The Mac’s FaceTime camera sucks – 720p or 1080p, it doesn’t matter. But Apple can make great cameras, like those in the iPhone, and with macOS Ventura and iOS 16, Apple is leveraging its iPhone cameras so they can be used as a webcam with a new enhancement to the Continuity Camera feature. from macOS.
If you’re tired of being annoyed by the Mac’s image quality during video conferences, or if you demand better quality for video recordings of yourself that you want to use, Continuity Camera is a godsend. And luckily, it’s so easy to set up and use that you’ll come to rely on it and only use the Mac’s built-in camera in an emergency.
Here’s how to set up and use Continuity Camera. But first, here are the requirements:
A running mac macOS Ventura (the public beta is available now, with the official release taking place this fall)
A iPhone 8 or XR running iOS 16 (the public beta is available now, with the official release taking place this fall)
Logged in to the same Apple ID account on Mac and iPhone
Wi-Fi and Bluetooth enabled on both devices
iPhone 11 or later use the center stage and Office view Features
IPhone 12 or later use the workshop light characteristic
You will probably want a camera mount which can hold the iPhone in place on your Mac screen. In this article, I use a preview version of Belkin’s iPhone support for MacBook, which is not yet available. It will be available in the fall, and keep in mind that the final version may differ slightly from the version I used. If you don’t have a stand, you can use a tripod with a phone mount.
How to Use an iPhone as a Webcam in macOS Ventura
Time to complete: 3 minutes
Necessary tools: camera mount
Materials needed: Mac, iPhone 8 or later
Enable Continuity Camera on iPhone
Open the Settings app on your iPhone, then tap General > AirPlay and transferthen turn on the switch for the Continuity Camera Webcam setting. Exit Settings.
Mount the iPhone to the Mac display using a stand or stand, or set it up using a tripod or other method. You can even hold the iPhone – the phone just needs to be within Bluetooth range of the Mac.
Open a video app on your Mac
On your Mac, open the video app you want to use: FaceTime, Zoom, etc. (In this demo, I’m using QuickTime.) After launching the app, navigate to the setting that lets you select a camera; in QuickTime there is a menu next to the record button. Your iPhone’s name should appear in the list of available cameras. Select your iPhone, and that’s it! You should use your iPhone as the Mac’s webcam. (Note: at the time of this writing, iMovie does not support Continuity Camera.)
You can also select the iPhone microphone as the audio input device. Where you select the microphone depends on the application. In QuickTime above, it’s in the same menu as the camera selection.
How to enable desktop view
Desk View uses the iPhone’s Ultra Wide Camera (iPhone 11 or later required) to take a view of your desk. It can also capture you at the same time, so you can do desktop demos,
As of this writing, however, Desk View has a fixed viewing angle, and that angle is such that it can’t see a MacBook keyboard if the iPhone is mounted on the laptop screen – Desk View captures the area around a foot in front of the laptop. Apple hasn’t said if the angle will be adjustable in the future.
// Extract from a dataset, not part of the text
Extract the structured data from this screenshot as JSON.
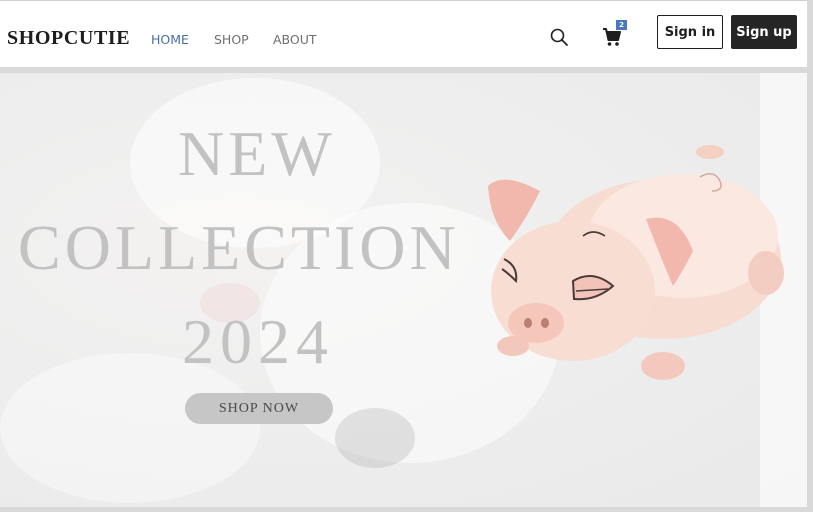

To enable Desktop View, you must have Continuity Camera running. Open the Control Center from the menu bar and click on the Video effects button (this button will not appear if the camera is not on). A Video Effects menu appears; select Office view. This is also where you turn off the desktop view.
A Desk View application will launch. To be able to see the video application you are using and the DeskView application at the same time, you can try tiling the windows to help you see them (Window > Tiled window on the left/right side of the screen), however, some apps (like FaceTime) will not work with Mosaic.
How to activate Center Stage
Center Stage is an effect that keeps you in the center of the frame (iPhone 11 or later required). With Continuity Camera running, open Control Center from the menu bar and click the Video effects button. A Video Effects menu appears, then you select center stage.
How to Enable Portrait Mode
Portrait mode is an effect that blurs the background. In Control Center in the menu bar, click the Video effects button. From the Video Effects menu, select Portrait and the background will be blurred.
How to turn on Studio Light
Studio Light uses iPhone flash as the light to illuminate your photo (iPhone 12 or later required). With Continuity Camera running, open Control Center from the menu bar and click the Video effects button. Then select workshop light.
How to Disconnect Your iPhone as a Mac Webcam
All you have to do is quit the video app you’re using on your Mac. The iPhone can display the screen above, and all you have to do is touch Disconnect.